Yellow color with green tints.A fresh straightforward nose blending notes of honeysuckle, fresh almonds and honey aromas. The immediate impression is direct freshness and a mineral aspect that reveals itself at the finish.
Serve with poultry and white meats, snails, grilled chops, white pudding, chitterling sausage, sweet red peppers salad or goat and blue cheeses.
He bought about 60% fruit for the 1997 vintage and 50% for 1998 (the rest being post-fermentation wine). He is very involved in the vineyard management with his contract growers and insists, whenever possible, on a biodynamic approach. He has strict requirements as to vine age (minimum of 35 years), harvest date, selection and parcel location. His selection process is extreme and quality driven: in 1998, about 500 wines were tasted to net 25 purchases.
The future is optimistic for Nicolas and his personal relationships with the leading growers of the Côte d'Or have given him access to fruit and wine which normally would never be sold off by the estate. His training in Australia and California leads him to prefer generous fruit qualities, and his wines are remarkably rich and sensual.
Crisp, balanced and delicately floral, Chardonnays from the Macon Villages are often made in the unoaked style and offer a magnificent sampling of what white Burgundy has to offer—without years of waiting and high dollar price tags.
Within the greater Mâconnais, the Macon Villages wines are those within a few defined and optimally situated villages, either noted by the name Mâcon-Villages or as Mâcon followed by the name of the particular village, for example Viré, Lugny, Azé, Bray or Burgy.

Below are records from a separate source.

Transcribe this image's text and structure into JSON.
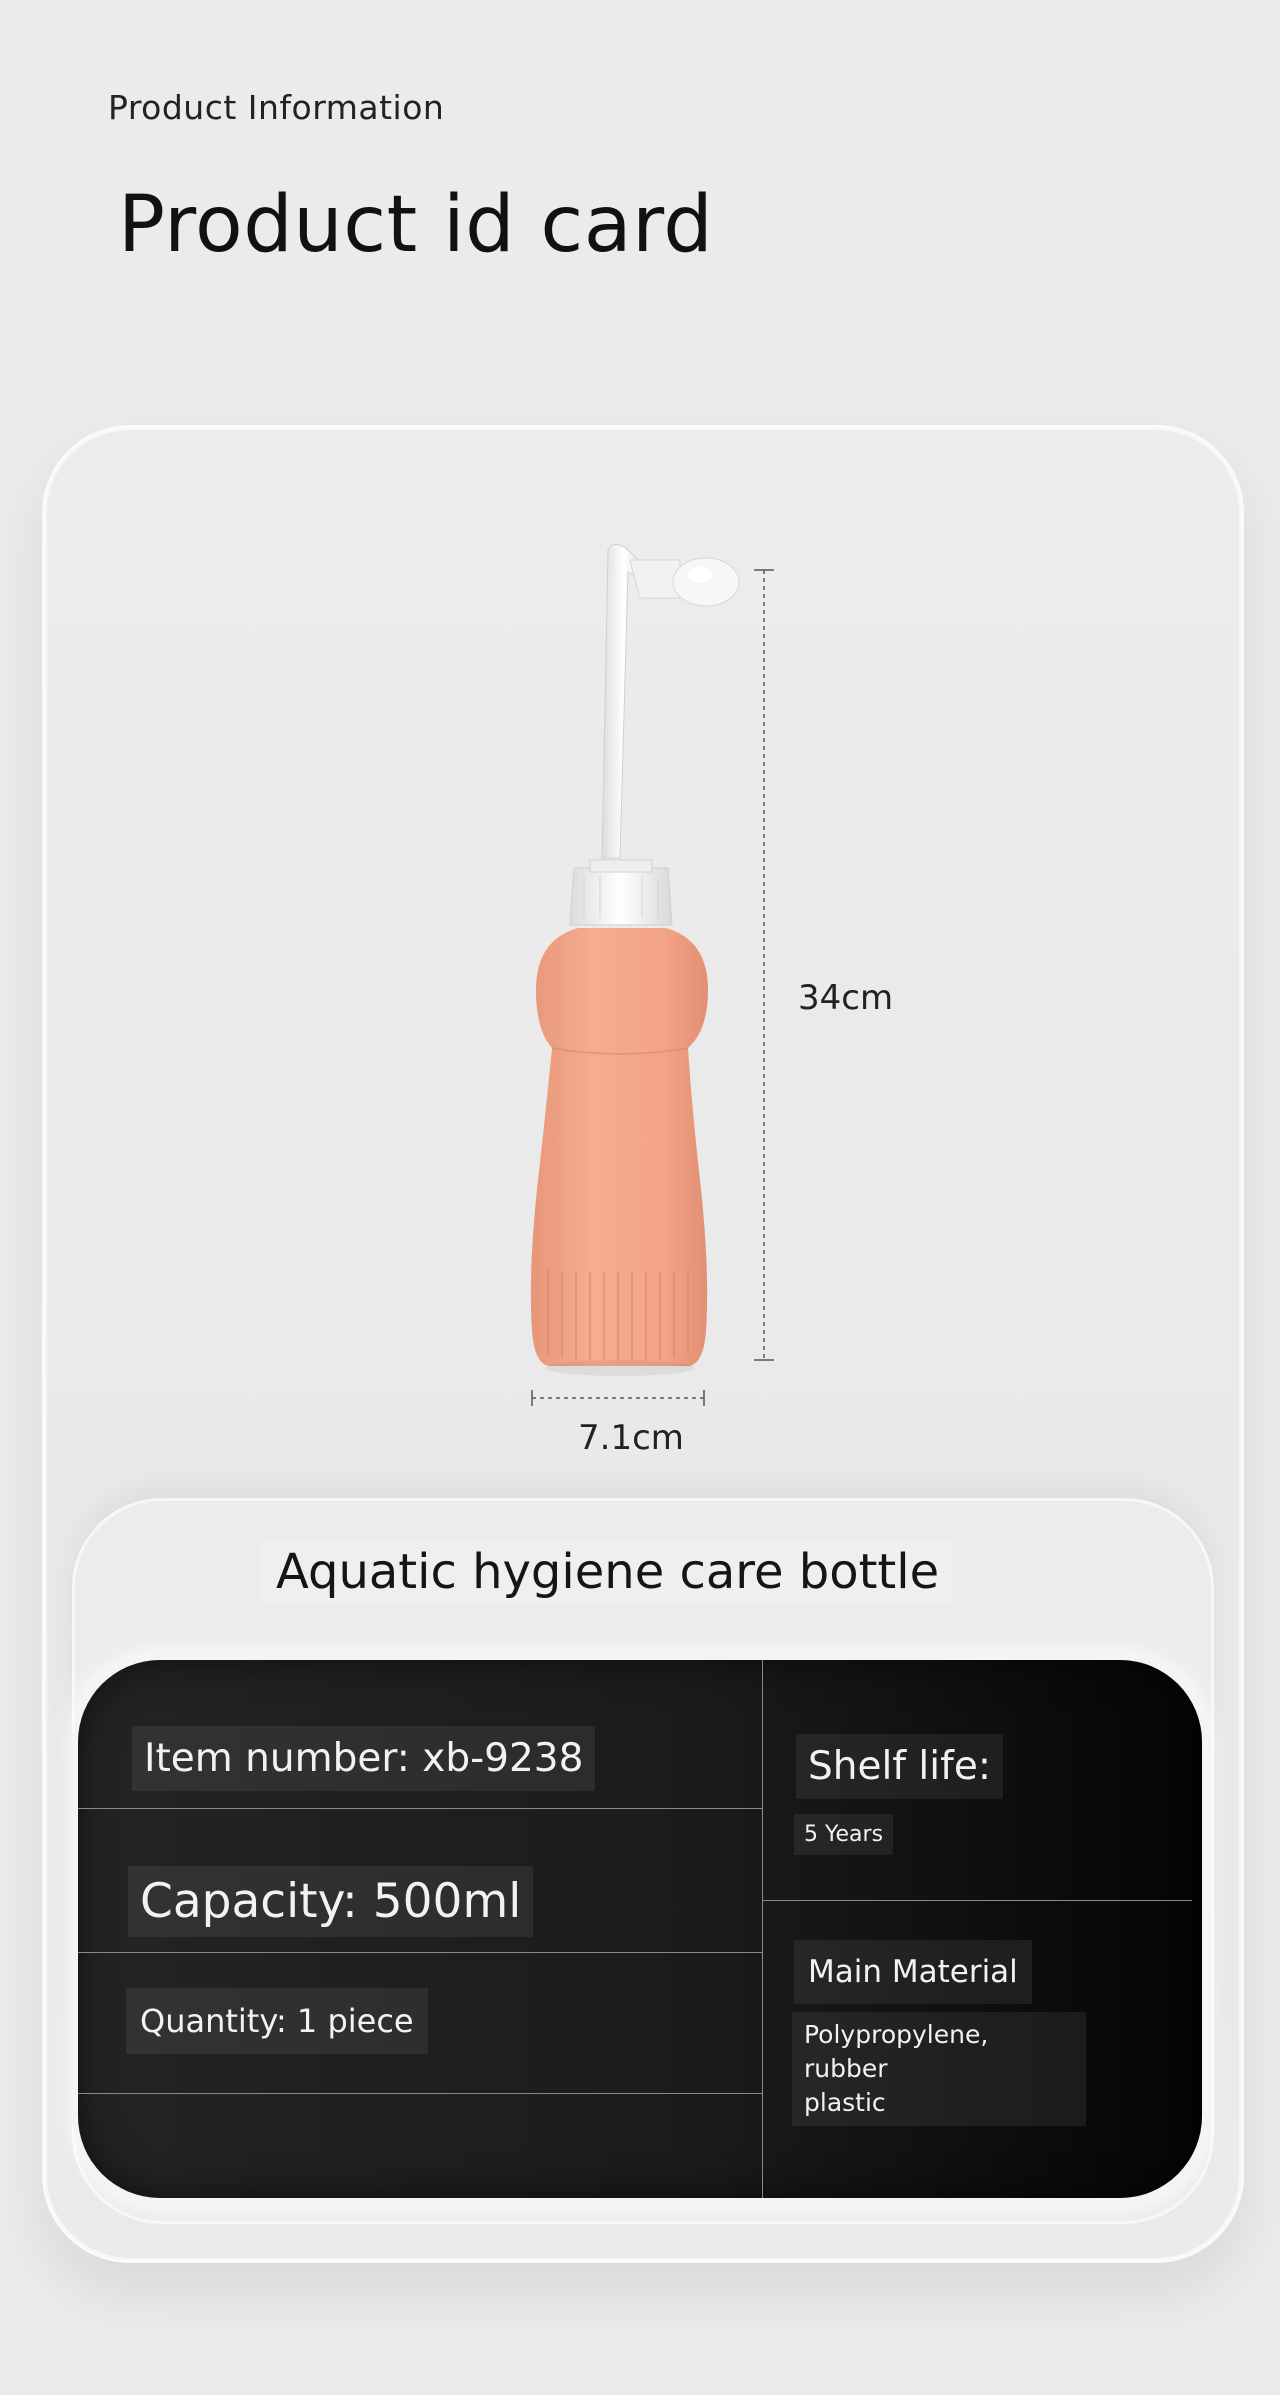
{
  "header": {
    "overline": "Product Information",
    "title": "Product id card"
  },
  "product": {
    "name": "Aquatic hygiene care bottle",
    "height_label": "34cm",
    "width_label": "7.1cm",
    "colors": {
      "body": "#f4a88a",
      "cap": "#f5f5f5"
    }
  },
  "specs": {
    "item_number": "Item number: xb-9238",
    "capacity": "Capacity: 500ml",
    "quantity": "Quantity: 1 piece",
    "shelf_life_label": "Shelf life:",
    "shelf_life_value": "5 Years",
    "material_label": "Main Material",
    "material_value_line1": "Polypropylene, rubber",
    "material_value_line2": "plastic"
  }
}
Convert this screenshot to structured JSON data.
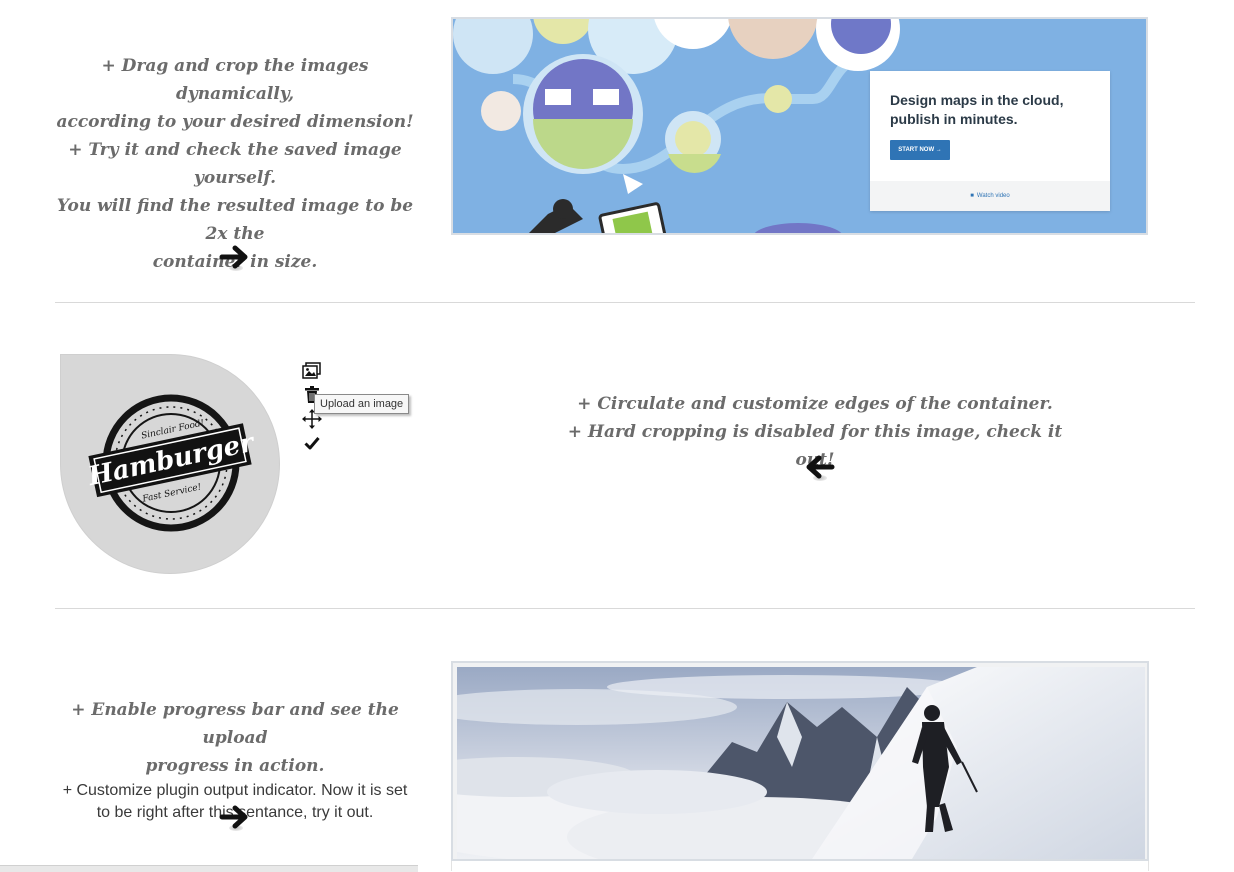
{
  "section1": {
    "lines": [
      "+ Drag and crop the images dynamically,",
      "according to your desired dimension!",
      "+ Try it and check the saved image yourself.",
      "You will find the resulted image to be 2x the",
      "container in size."
    ],
    "arrow_icon": "arrow-right-icon",
    "card": {
      "title": "Design maps in the cloud, publish in minutes.",
      "button": "START NOW →",
      "video_link": "Watch video"
    }
  },
  "section2": {
    "logo": {
      "top": "Sinclair Food!",
      "main": "Hamburger",
      "bottom": "Fast Service!"
    },
    "tools": [
      "upload-image-icon",
      "trash-icon",
      "move-icon",
      "check-icon"
    ],
    "tooltip": "Upload an image",
    "lines": [
      "+ Circulate and customize edges of the container.",
      "+ Hard cropping is disabled for this image, check it out!"
    ],
    "arrow_icon": "arrow-left-icon"
  },
  "section3": {
    "script_lines": [
      "+ Enable progress bar and see the upload",
      "progress in action."
    ],
    "plain_lines": [
      "+ Customize plugin output indicator. Now it is set",
      "to be right after this sentance, try it out."
    ],
    "arrow_icon": "arrow-right-icon"
  },
  "colors": {
    "text": "#6b6b6b",
    "map_bg": "#7fb1e3",
    "button": "#2f74b5",
    "circle": "#d7d7d7"
  }
}
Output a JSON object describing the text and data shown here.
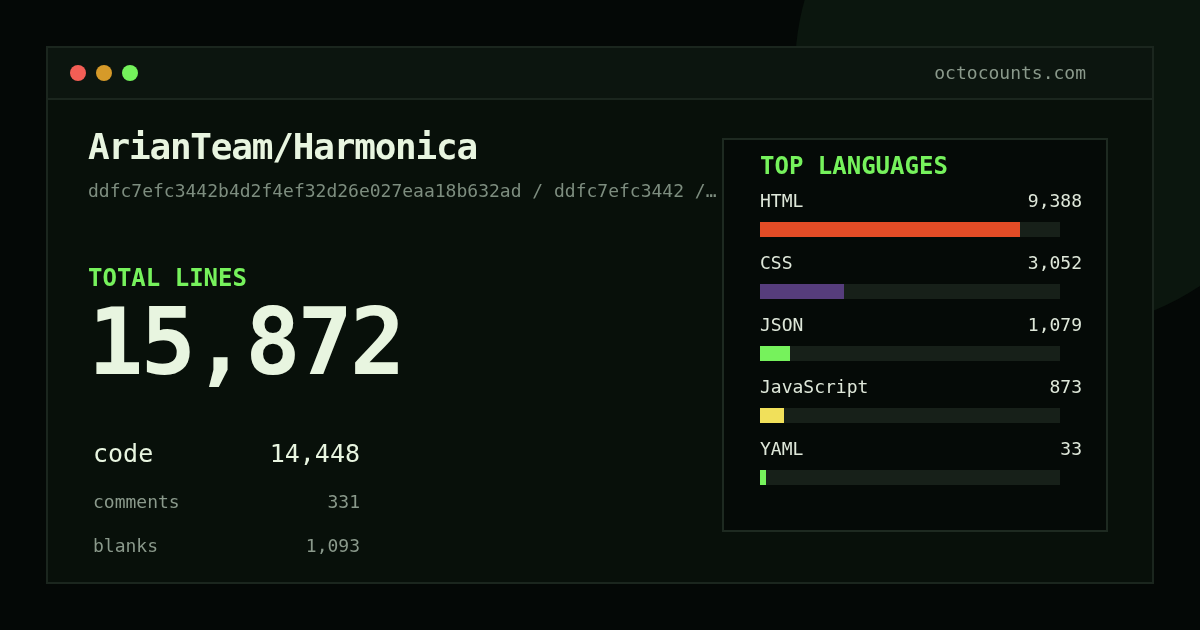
{
  "window": {
    "address": "octocounts.com"
  },
  "repo": {
    "name": "ArianTeam/Harmonica",
    "path": "ddfc7efc3442b4d2f4ef32d26e027eaa18b632ad / ddfc7efc3442 /…"
  },
  "total": {
    "label": "TOTAL LINES",
    "value": "15,872"
  },
  "breakdown": [
    {
      "kind": "primary",
      "label": "code",
      "value": "14,448"
    },
    {
      "kind": "secondary",
      "label": "comments",
      "value": "331"
    },
    {
      "kind": "secondary",
      "label": "blanks",
      "value": "1,093"
    }
  ],
  "languages": {
    "title": "TOP LANGUAGES",
    "items": [
      {
        "name": "HTML",
        "count": "9,388",
        "level": 0.867,
        "color": "#e34c26"
      },
      {
        "name": "CSS",
        "count": "3,052",
        "level": 0.28,
        "color": "#563d7c"
      },
      {
        "name": "JSON",
        "count": "1,079",
        "level": 0.1,
        "color": "#76f25c"
      },
      {
        "name": "JavaScript",
        "count": "873",
        "level": 0.08,
        "color": "#f1e05a"
      },
      {
        "name": "YAML",
        "count": "33",
        "level": 0.02,
        "color": "#76f25c"
      }
    ]
  }
}
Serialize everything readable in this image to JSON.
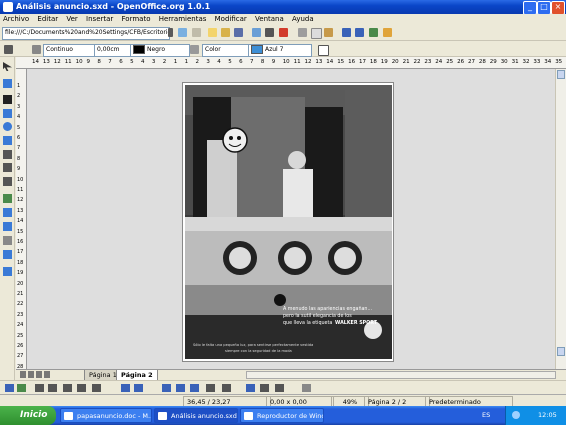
{
  "window": {
    "title": "Análisis anuncio.sxd - OpenOffice.org 1.0.1"
  },
  "menu": [
    "Archivo",
    "Editar",
    "Ver",
    "Insertar",
    "Formato",
    "Herramientas",
    "Modificar",
    "Ventana",
    "Ayuda"
  ],
  "url_field": "file:///C:/Documents%20and%20Settings/CFB/Escritorio/...",
  "object_bar": {
    "line_style": "Continuo",
    "line_width": "0,00cm",
    "line_color": "Negro",
    "area_style": "Color",
    "area_color": "Azul 7",
    "line_color_hex": "#000000",
    "area_color_hex": "#3d8fd6"
  },
  "ruler_h": [
    "14",
    "13",
    "12",
    "11",
    "10",
    "9",
    "8",
    "7",
    "6",
    "5",
    "4",
    "3",
    "2",
    "1",
    "1",
    "2",
    "3",
    "4",
    "5",
    "6",
    "7",
    "8",
    "9",
    "10",
    "11",
    "12",
    "13",
    "14",
    "15",
    "16",
    "17",
    "18",
    "19",
    "20",
    "21",
    "22",
    "23",
    "24",
    "25",
    "26",
    "27",
    "28",
    "29",
    "30",
    "31",
    "32",
    "33",
    "34",
    "35",
    "36"
  ],
  "ruler_v": [
    "1",
    "2",
    "3",
    "4",
    "5",
    "6",
    "7",
    "8",
    "9",
    "10",
    "11",
    "12",
    "13",
    "14",
    "15",
    "16",
    "17",
    "18",
    "19",
    "20",
    "21",
    "22",
    "23",
    "24",
    "25",
    "26",
    "27",
    "28"
  ],
  "ad": {
    "line1": "A menudo las apariencias engañan...",
    "line2": "pero la sutil elegancia de los",
    "line3": "que lleva la etiqueta",
    "brand": "WALKER SPORT",
    "footer1": "Sólo le falta una pequeña luz, para sentirse perfectamente vestida",
    "footer2": "siempre con la seguridad de la moda"
  },
  "tabs": [
    "Página 1",
    "Página 2"
  ],
  "status": {
    "position": "36,45 / 23,27",
    "size": "0,00 x 0,00",
    "zoom": "49%",
    "page": "Página 2 / 2",
    "layout": "Predeterminado"
  },
  "taskbar": {
    "start": "Inicio",
    "tasks": [
      "papasanuncio.doc - M...",
      "Análisis anuncio.sxd -...",
      "Reproductor de Wind..."
    ],
    "lang": "ES",
    "clock": "12:05"
  }
}
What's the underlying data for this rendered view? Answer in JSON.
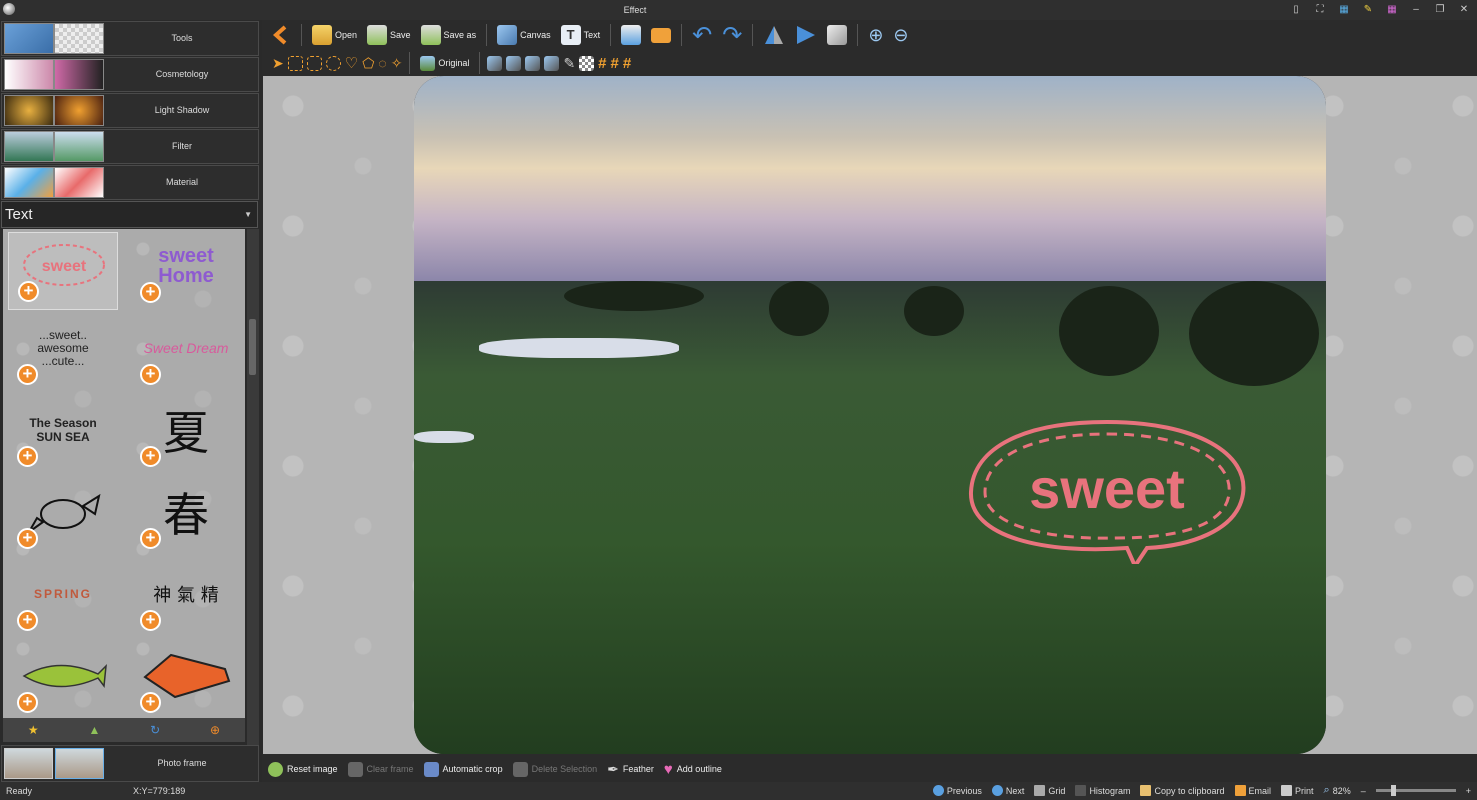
{
  "window": {
    "title": "Effect"
  },
  "sidebar": {
    "categories": [
      {
        "label": "Tools",
        "icon": "tools-thumbnail"
      },
      {
        "label": "Cosmetology",
        "icon": "cosmetology-thumbnail"
      },
      {
        "label": "Light Shadow",
        "icon": "light-shadow-thumbnail"
      },
      {
        "label": "Filter",
        "icon": "filter-thumbnail"
      },
      {
        "label": "Material",
        "icon": "material-thumbnail"
      }
    ],
    "dropdown_value": "Text",
    "gallery_items": [
      {
        "text": "sweet",
        "color": "#e8737d"
      },
      {
        "text": "sweet Home",
        "color": "#8e5bd0"
      },
      {
        "text": "...sweet.. awesome ...cute...",
        "color": "#222"
      },
      {
        "text": "Sweet Dream",
        "color": "#d85a9c"
      },
      {
        "text": "The Season SUN SEA",
        "color": "#222"
      },
      {
        "text": "夏",
        "color": "#111"
      },
      {
        "text": "",
        "color": "#111"
      },
      {
        "text": "春",
        "color": "#111"
      },
      {
        "text": "SPRING",
        "color": "#c05a3d"
      },
      {
        "text": "神 氣 精",
        "color": "#111"
      },
      {
        "text": "",
        "color": "#7fae2a"
      },
      {
        "text": "",
        "color": "#e8632a"
      }
    ],
    "gallery_tools": [
      "star-icon",
      "tree-icon",
      "refresh-icon",
      "add-icon"
    ],
    "photo_frame_label": "Photo frame"
  },
  "toolbar1": [
    {
      "label": "",
      "icon": "back-icon",
      "color": "#f08b2a"
    },
    {
      "label": "Open",
      "icon": "open-folder-icon",
      "color": "#e8b33a"
    },
    {
      "label": "Save",
      "icon": "save-icon",
      "color": "#8fc15a"
    },
    {
      "label": "Save as",
      "icon": "save-as-icon",
      "color": "#8fc15a"
    },
    {
      "label": "Canvas",
      "icon": "canvas-icon",
      "color": "#6aa6d8"
    },
    {
      "label": "Text",
      "icon": "text-icon",
      "color": "#6aa6d8"
    },
    {
      "label": "",
      "icon": "print-icon",
      "color": "#5aa0e0"
    },
    {
      "label": "",
      "icon": "email-icon",
      "color": "#f0a13a"
    },
    {
      "label": "",
      "icon": "undo-icon",
      "color": "#4a90d9"
    },
    {
      "label": "",
      "icon": "redo-icon",
      "color": "#4a90d9"
    },
    {
      "label": "",
      "icon": "flip-horizontal-icon",
      "color": "#4a90d9"
    },
    {
      "label": "",
      "icon": "flip-vertical-icon",
      "color": "#4a90d9"
    },
    {
      "label": "",
      "icon": "rotate-icon",
      "color": "#cccccc"
    },
    {
      "label": "",
      "icon": "zoom-in-icon",
      "color": "#4a90d9"
    },
    {
      "label": "",
      "icon": "zoom-out-icon",
      "color": "#4a90d9"
    }
  ],
  "toolbar2": {
    "original_label": "Original",
    "tools": [
      "pointer-icon",
      "rect-select-icon",
      "rounded-rect-select-icon",
      "ellipse-select-icon",
      "heart-select-icon",
      "polygon-select-icon",
      "lasso-icon",
      "magic-wand-icon"
    ],
    "right_tools": [
      "effect1-icon",
      "effect2-icon",
      "effect3-icon",
      "effect4-icon",
      "brush-icon",
      "checker-icon",
      "grid1-icon",
      "grid2-icon",
      "grid3-icon"
    ]
  },
  "bottombar": [
    {
      "label": "Reset image",
      "icon": "reset-icon",
      "enabled": true
    },
    {
      "label": "Clear frame",
      "icon": "clear-frame-icon",
      "enabled": false
    },
    {
      "label": "Automatic crop",
      "icon": "crop-icon",
      "enabled": true
    },
    {
      "label": "Delete Selection",
      "icon": "delete-selection-icon",
      "enabled": false
    },
    {
      "label": "Feather",
      "icon": "feather-icon",
      "enabled": true
    },
    {
      "label": "Add outline",
      "icon": "heart-outline-icon",
      "enabled": true
    }
  ],
  "status": {
    "ready": "Ready",
    "coords": "X:Y=779:189",
    "buttons": [
      {
        "label": "Previous",
        "icon": "previous-icon"
      },
      {
        "label": "Next",
        "icon": "next-icon"
      },
      {
        "label": "Grid",
        "icon": "grid-icon"
      },
      {
        "label": "Histogram",
        "icon": "histogram-icon"
      },
      {
        "label": "Copy to clipboard",
        "icon": "clipboard-icon"
      },
      {
        "label": "Email",
        "icon": "email-icon"
      },
      {
        "label": "Print",
        "icon": "print-icon"
      }
    ],
    "zoom": "82%",
    "zoom_level": 0.2
  },
  "canvas": {
    "sticker_text": "sweet",
    "sticker_color": "#e8737d"
  }
}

Commonly vinified in stainless steel or glass-lined concrete vats, these are mostly intended for consumption within a year or two of the vintage, though a few serious Mâconnais producers have turned their focus to smaller yields and barrel fermentation and maturation. Regardless, you can count on Macon Villages whites to be fresh and fruity with citrus and melon flavors, and aromas of white roses, honeysuckle, lemon-grass or fennel.
This is a great region to explore if you already like California, Australian or Chilean Chardonnay.
One of the most popular and versatile white wine grapes, Chardonnay offers a wide range of flavors and styles depending on where it is grown and how it is made. While it tends to flourish in most environments, Chardonnay from its Burgundian homeland produces some of the most remarkable and longest lived examples. California produces both oaky, buttery styles and leaner, European-inspired wines. Somm Secret—The Burgundian subregion of Chablis, while typically using older oak barrels, produces a bright style similar to the unoaked style. Anyone who doesn't like oaky Chardonnay would likely enjoy Chablis.